Formula One is poised to reintroduce a point for the fastest lap during a grand prix from this season.
Press Association Sport can confirm the move was initially approved during a meeting of the World Motor Sport Council (WMSC) on Thursday.
The next step is for an e-vote of the F1 Commission on Monday, that comprises representatives from the teams, sponsors, engine manufacturers, tyre supplier Pirelli, the circuits and the FIA.
The Strategy Group, that includes the teams, F1 and the FIA, initially proposed the move, furthering a call from fans to consider the idea.
It is believed the F1 Commission will quickly rubberstamp the WMSC approval in order for a new rule to be added to the sporting regulations ahead of the season-opening Australian Grand Prix on March 17.
The feeling behind the move is that it will add extra spice to the latter stages of a grand prix when the cars are at their lightest after consuming fuel.
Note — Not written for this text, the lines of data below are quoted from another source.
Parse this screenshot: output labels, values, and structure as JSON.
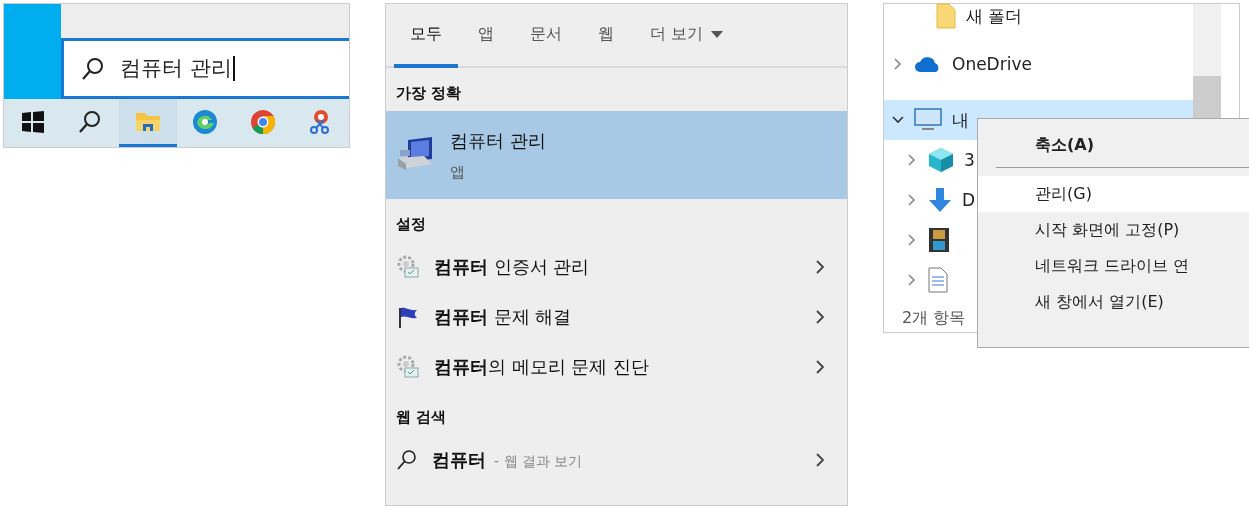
{
  "taskbar_search": {
    "value": "컴퓨터 관리"
  },
  "taskbar": [
    {
      "kind": "start",
      "selected": false
    },
    {
      "kind": "search",
      "selected": false
    },
    {
      "kind": "explorer",
      "selected": true
    },
    {
      "kind": "edge",
      "selected": false
    },
    {
      "kind": "chrome",
      "selected": false
    },
    {
      "kind": "app",
      "selected": false
    }
  ],
  "search_panel": {
    "tabs": [
      {
        "label": "모두",
        "selected": true
      },
      {
        "label": "앱",
        "selected": false
      },
      {
        "label": "문서",
        "selected": false
      },
      {
        "label": "웹",
        "selected": false
      },
      {
        "label": "더 보기",
        "selected": false,
        "dropdown": true
      }
    ],
    "sections": [
      {
        "heading": "가장 정확",
        "items": [
          {
            "kind": "app",
            "title": "컴퓨터 관리",
            "subtitle": "앱",
            "selected": true
          }
        ]
      },
      {
        "heading": "설정",
        "items": [
          {
            "kind": "gear",
            "title": "**컴퓨터** 인증서 관리",
            "selected": false
          },
          {
            "kind": "flag",
            "title": "**컴퓨터** 문제 해결",
            "selected": false
          },
          {
            "kind": "gear",
            "title": "**컴퓨터**의 메모리 문제 진단",
            "selected": false
          }
        ]
      },
      {
        "heading": "웹 검색",
        "items": [
          {
            "kind": "web",
            "title": "컴퓨터",
            "hint": "- 웹 결과 보기",
            "selected": false
          }
        ]
      }
    ]
  },
  "explorer": {
    "tree": [
      {
        "kind": "folder",
        "label": "새 폴더",
        "selected": false
      },
      {
        "kind": "cloud",
        "label": "OneDrive",
        "expanded": false,
        "selected": false
      },
      {
        "kind": "pc",
        "label": "내",
        "expanded": true,
        "selected": true,
        "children": [
          {
            "kind": "cube",
            "label": "3",
            "expanded": false,
            "selected": false
          },
          {
            "kind": "download",
            "label": "D",
            "expanded": false,
            "selected": false
          },
          {
            "kind": "video",
            "expanded": false,
            "selected": false
          },
          {
            "kind": "document",
            "expanded": false,
            "selected": false
          }
        ]
      }
    ],
    "status": "2개 항목",
    "context_menu": [
      {
        "label": "축소(A)",
        "bold": true,
        "separator_after": true,
        "selected": false
      },
      {
        "label": "관리(G)",
        "bold": false,
        "selected": true
      },
      {
        "label": "시작 화면에 고정(P)",
        "bold": false,
        "selected": false
      },
      {
        "label": "네트워크 드라이브 연",
        "bold": false,
        "selected": false
      },
      {
        "label": "새 창에서 열기(E)",
        "bold": false,
        "selected": false
      }
    ]
  }
}
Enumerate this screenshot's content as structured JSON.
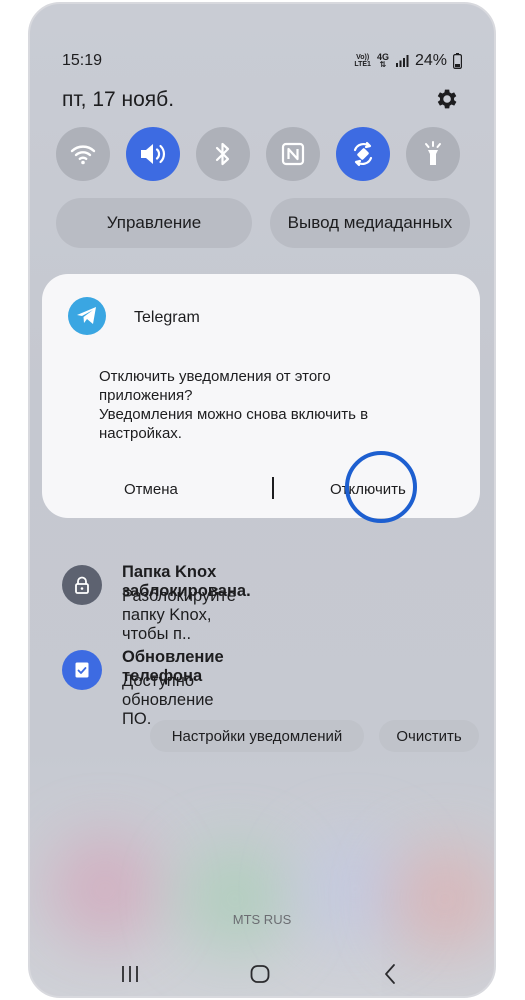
{
  "status_bar": {
    "time": "15:19",
    "volte_top": "Vo))",
    "volte_bottom": "LTE1",
    "network": "4G",
    "battery": "24%"
  },
  "header": {
    "date": "пт, 17 нояб.",
    "settings_icon": "gear-icon"
  },
  "quick_settings": [
    {
      "icon": "wifi-icon",
      "active": false
    },
    {
      "icon": "sound-icon",
      "active": true
    },
    {
      "icon": "bluetooth-icon",
      "active": false
    },
    {
      "icon": "nfc-icon",
      "active": false
    },
    {
      "icon": "auto-rotate-icon",
      "active": true
    },
    {
      "icon": "flashlight-icon",
      "active": false
    }
  ],
  "controls": {
    "device_control": "Управление",
    "media_output": "Вывод медиаданных"
  },
  "dialog": {
    "app_name": "Telegram",
    "message": "Отключить уведомления от этого приложения?",
    "detail": "Уведомления можно снова включить в настройках.",
    "cancel": "Отмена",
    "confirm": "Отключить"
  },
  "notifications": [
    {
      "icon": "lock-icon",
      "title": "Папка Knox заблокирована.",
      "body": "Разблокируйте папку Knox, чтобы п.."
    },
    {
      "icon": "update-icon",
      "title": "Обновление телефона",
      "body": "Доступно обновление ПО."
    }
  ],
  "actions": {
    "notification_settings": "Настройки уведомлений",
    "clear": "Очистить"
  },
  "carrier": "MTS RUS",
  "colors": {
    "accent": "#3d6be2",
    "highlight_ring": "#1d5fd0",
    "telegram": "#3aa6e2"
  }
}
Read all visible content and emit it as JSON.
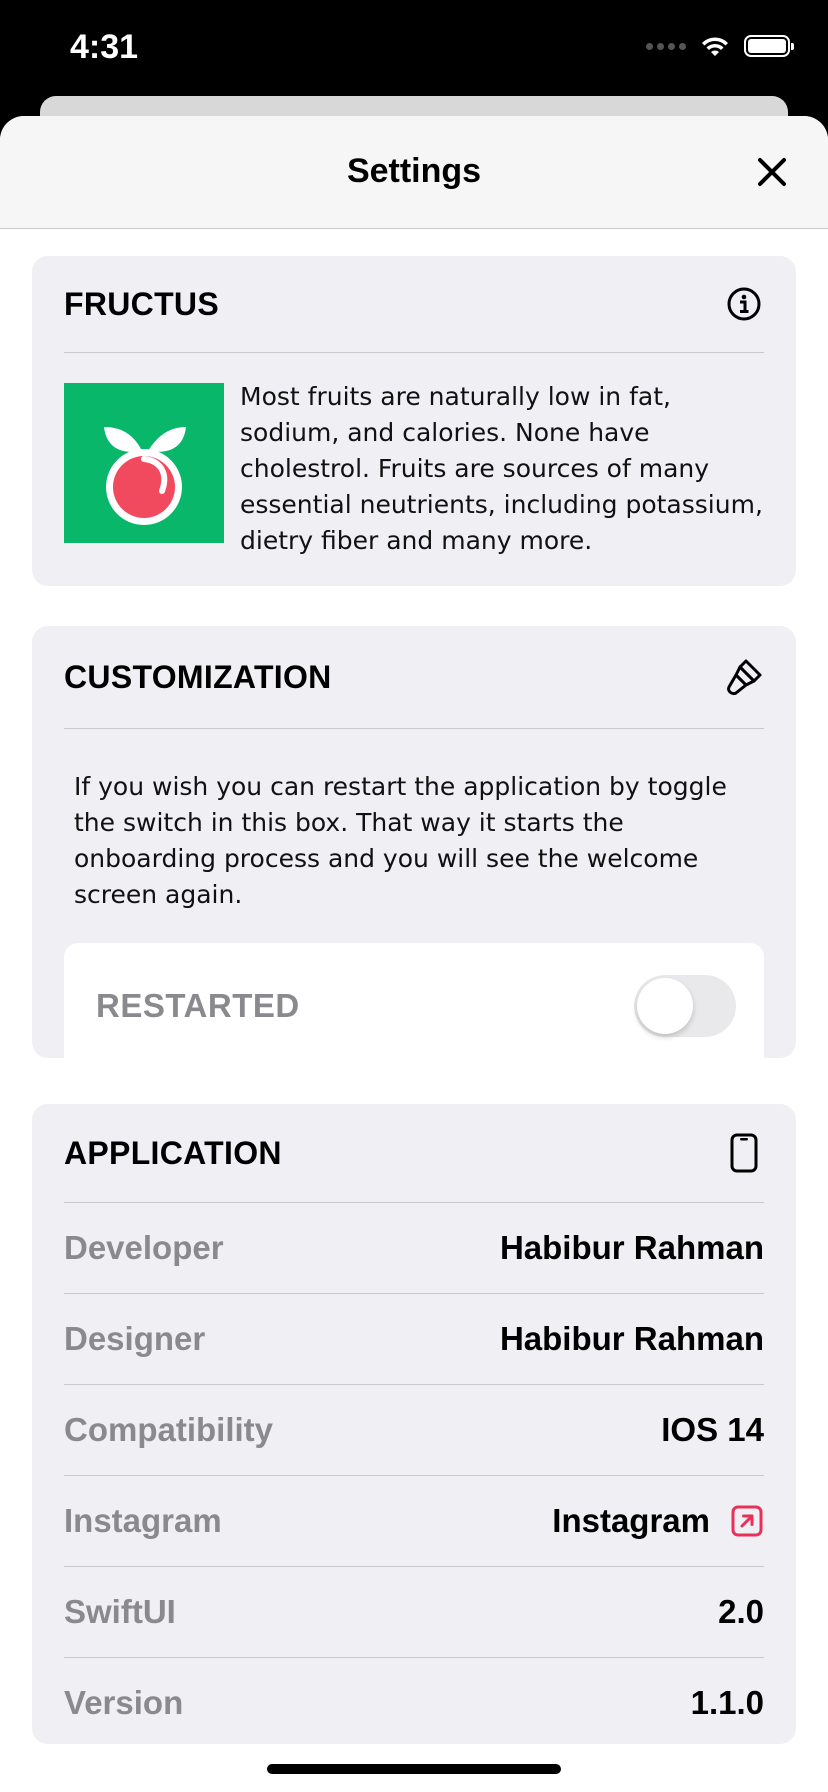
{
  "status_bar": {
    "time": "4:31"
  },
  "nav": {
    "title": "Settings",
    "close_icon": "close-icon"
  },
  "fructus": {
    "title": "FRUCTUS",
    "icon": "info-icon",
    "logo_color": "#09b76b",
    "description": "Most fruits are naturally low in fat, sodium, and calories. None have cholestrol. Fruits are sources of many essential neutrients, including potassium, dietry fiber and many more."
  },
  "customization": {
    "title": "CUSTOMIZATION",
    "icon": "paintbrush-icon",
    "description": "If you wish you can restart the application by toggle the switch in this box. That way it starts the onboarding process and you will see the welcome screen again.",
    "toggle_label": "RESTARTED",
    "toggle_on": false
  },
  "application": {
    "title": "APPLICATION",
    "icon": "iphone-icon",
    "rows": [
      {
        "key": "Developer",
        "value": "Habibur Rahman"
      },
      {
        "key": "Designer",
        "value": "Habibur Rahman"
      },
      {
        "key": "Compatibility",
        "value": "IOS 14"
      },
      {
        "key": "Instagram",
        "value": "Instagram",
        "link_icon": "external-link-icon",
        "link_color": "#e8305a"
      },
      {
        "key": "SwiftUI",
        "value": "2.0"
      },
      {
        "key": "Version",
        "value": "1.1.0"
      }
    ]
  }
}
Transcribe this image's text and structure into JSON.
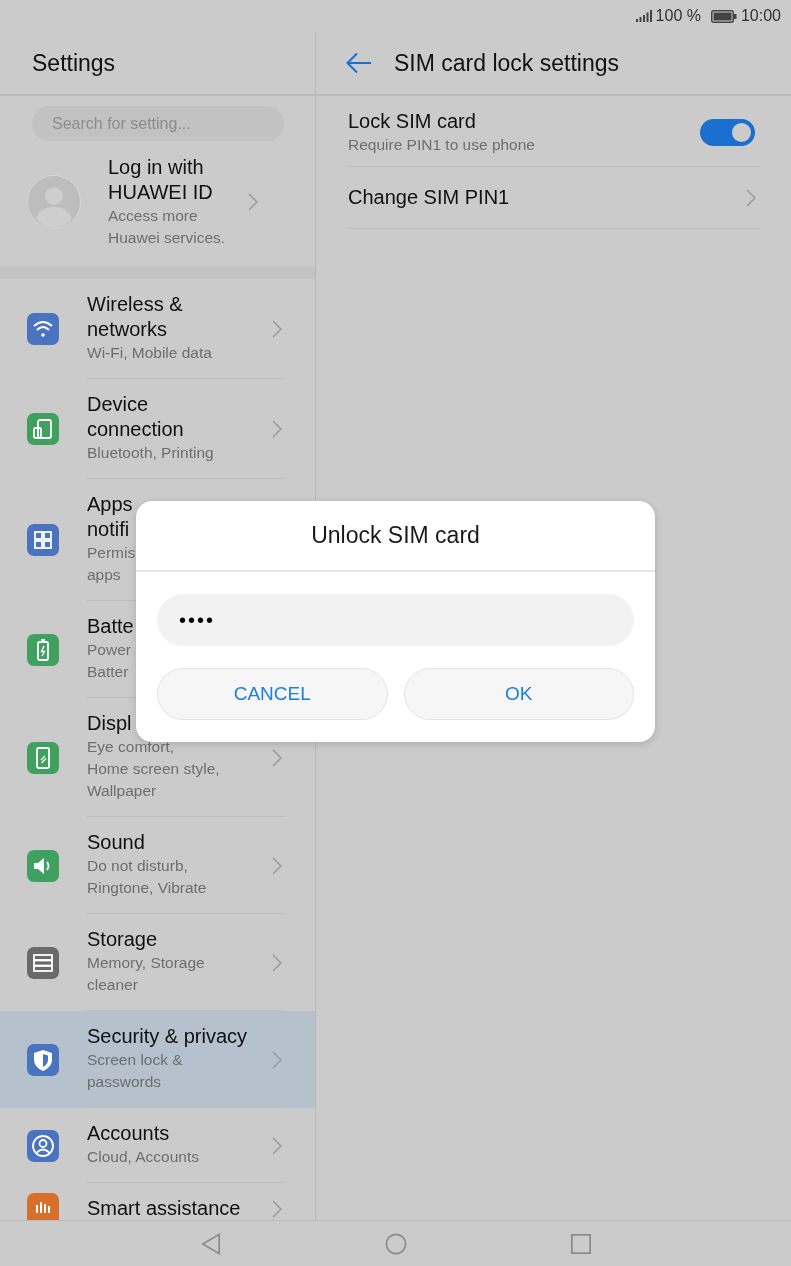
{
  "status_bar": {
    "battery": "100 %",
    "time": "10:00"
  },
  "sidebar": {
    "title": "Settings",
    "search": {
      "placeholder": "Search for setting..."
    },
    "account": {
      "title": "Log in with HUAWEI ID",
      "subtitle": "Access more Huawei services."
    },
    "items": [
      {
        "title": "Wireless & networks",
        "subtitle": "Wi-Fi, Mobile data",
        "selected": false
      },
      {
        "title": "Device connection",
        "subtitle": "Bluetooth, Printing",
        "selected": false
      },
      {
        "title": "Apps\nnotifi",
        "subtitle": "Permis\napps",
        "selected": false
      },
      {
        "title": "Batte",
        "subtitle": "Power\nBatter",
        "selected": false
      },
      {
        "title": "Displ",
        "subtitle": "Eye comfort,\nHome screen style, Wallpaper",
        "selected": false
      },
      {
        "title": "Sound",
        "subtitle": "Do not disturb, Ringtone, Vibrate",
        "selected": false
      },
      {
        "title": "Storage",
        "subtitle": "Memory, Storage cleaner",
        "selected": false
      },
      {
        "title": "Security & privacy",
        "subtitle": "Screen lock & passwords",
        "selected": true
      },
      {
        "title": "Accounts",
        "subtitle": "Cloud, Accounts",
        "selected": false
      },
      {
        "title": "Smart assistance",
        "selected": false
      }
    ]
  },
  "page": {
    "title": "SIM card lock settings",
    "rows": [
      {
        "kind": "toggle",
        "title": "Lock SIM card",
        "subtitle": "Require PIN1 to use phone",
        "on": true
      },
      {
        "kind": "link",
        "title": "Change SIM PIN1"
      }
    ]
  },
  "dialog": {
    "title": "Unlock SIM card",
    "value": "••••",
    "buttons": [
      "CANCEL",
      "OK"
    ]
  }
}
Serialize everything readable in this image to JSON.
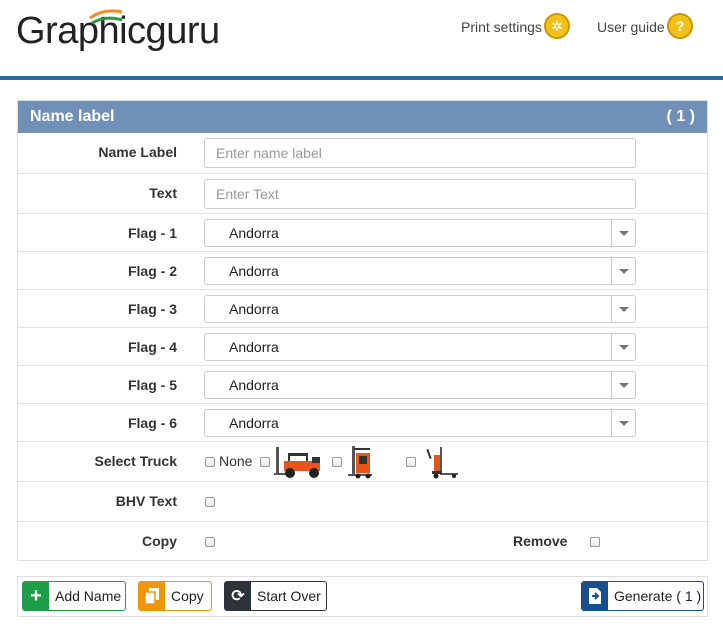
{
  "header": {
    "logo_text": "Graphicguru",
    "print_settings_label": "Print settings",
    "print_settings_icon": "gear-icon",
    "user_guide_label": "User guide",
    "user_guide_icon": "question-icon",
    "accent_color": "#2a6aa0"
  },
  "panel": {
    "title": "Name label",
    "count": "( 1 )",
    "header_color": "#7190b7"
  },
  "form": {
    "name_label": {
      "label": "Name Label",
      "placeholder": "Enter name label",
      "value": ""
    },
    "text": {
      "label": "Text",
      "placeholder": "Enter Text",
      "value": ""
    },
    "flags": [
      {
        "label": "Flag - 1",
        "value": "Andorra"
      },
      {
        "label": "Flag - 2",
        "value": "Andorra"
      },
      {
        "label": "Flag - 3",
        "value": "Andorra"
      },
      {
        "label": "Flag - 4",
        "value": "Andorra"
      },
      {
        "label": "Flag - 5",
        "value": "Andorra"
      },
      {
        "label": "Flag - 6",
        "value": "Andorra"
      }
    ],
    "select_truck": {
      "label": "Select Truck",
      "options": [
        {
          "label": "None",
          "checked": false
        },
        {
          "label": "",
          "icon": "counterbalance-forklift-icon",
          "checked": false
        },
        {
          "label": "",
          "icon": "reach-truck-icon",
          "checked": false
        },
        {
          "label": "",
          "icon": "pallet-stacker-icon",
          "checked": false
        }
      ]
    },
    "bhv_text": {
      "label": "BHV Text",
      "checked": false
    },
    "copy": {
      "label": "Copy",
      "checked": false
    },
    "remove": {
      "label": "Remove",
      "checked": false
    }
  },
  "toolbar": {
    "add_name_label": "Add Name",
    "copy_label": "Copy",
    "start_over_label": "Start Over",
    "generate_label": "Generate ( 1 )",
    "colors": {
      "add": "#1e9e48",
      "copy": "#f0960c",
      "start_over": "#2d3338",
      "generate": "#17508f"
    }
  }
}
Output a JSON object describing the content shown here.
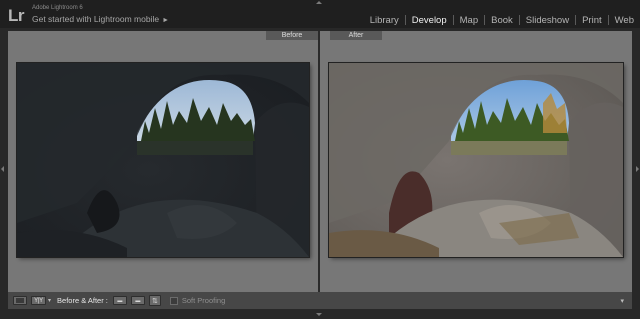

The one proviso is that the point will only be awarded to a driver who finishes in the top 10.
It is 60 years since a point was awarded for the fastest lap as it was in place for the first 10 years of F1, from 1950-59.
It proved crucial in 1958 when Mike Hawthorn pipped Stirling Moss to the title by a point, setting the fastest lap on five occasions to his rival's three.
Only once in recent seasons would such a system have made a difference - in 2008, when Lewis Hamilton, then with McLaren, beat Ferrari's Felipe Massa to the title by a point.
Massa secured three fastest laps to Hamilton's one. However, if fastest-lap points had been awarded that year then both teams would likely have done more to have won them.